Copy all of the data that follows without altering a word.

▶ [Information]

┄┄┄┄┄┄

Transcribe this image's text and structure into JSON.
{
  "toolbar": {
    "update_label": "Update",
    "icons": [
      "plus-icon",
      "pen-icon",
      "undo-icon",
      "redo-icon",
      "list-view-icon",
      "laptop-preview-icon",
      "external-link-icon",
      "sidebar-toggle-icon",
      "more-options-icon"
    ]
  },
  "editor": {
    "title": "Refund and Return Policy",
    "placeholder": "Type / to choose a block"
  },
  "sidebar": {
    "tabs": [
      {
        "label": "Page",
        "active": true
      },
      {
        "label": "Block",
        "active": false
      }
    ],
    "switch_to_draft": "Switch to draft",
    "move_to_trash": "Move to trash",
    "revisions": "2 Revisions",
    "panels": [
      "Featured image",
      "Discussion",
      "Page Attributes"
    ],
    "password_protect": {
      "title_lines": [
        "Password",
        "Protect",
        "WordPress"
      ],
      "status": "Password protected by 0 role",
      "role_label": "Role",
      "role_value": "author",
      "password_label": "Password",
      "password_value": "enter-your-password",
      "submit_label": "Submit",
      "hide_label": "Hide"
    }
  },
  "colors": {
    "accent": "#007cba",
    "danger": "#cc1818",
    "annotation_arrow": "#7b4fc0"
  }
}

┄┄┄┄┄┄

▶ [Result below]
Transcribe this image's text and structure into JSON.
{
  "toolbar": {
    "update_label": "Update",
    "icons": [
      "plus-icon",
      "pen-icon",
      "undo-icon",
      "redo-icon",
      "list-view-icon",
      "laptop-preview-icon",
      "external-link-icon",
      "sidebar-toggle-icon",
      "more-options-icon"
    ]
  },
  "editor": {
    "title": "Refund and Return Policy",
    "placeholder": "Type / to choose a block"
  },
  "sidebar": {
    "tabs": [
      {
        "label": "Page",
        "active": true
      },
      {
        "label": "Block",
        "active": false
      }
    ],
    "switch_to_draft": "Switch to draft",
    "move_to_trash": "Move to trash",
    "revisions": "2 Revisions",
    "panels": [
      "Featured image",
      "Discussion",
      "Page Attributes"
    ],
    "password_protect": {
      "title_lines": [
        "Password",
        "Protect",
        "WordPress"
      ],
      "status": "Password protected by 0 role",
      "role_label": "Role",
      "role_value": "author",
      "password_label": "Password",
      "password_value": "enter-your-password",
      "submit_label": "Submit",
      "hide_label": "Hide"
    }
  },
  "colors": {
    "accent": "#007cba",
    "danger": "#cc1818",
    "annotation_arrow": "#7b4fc0"
  }
}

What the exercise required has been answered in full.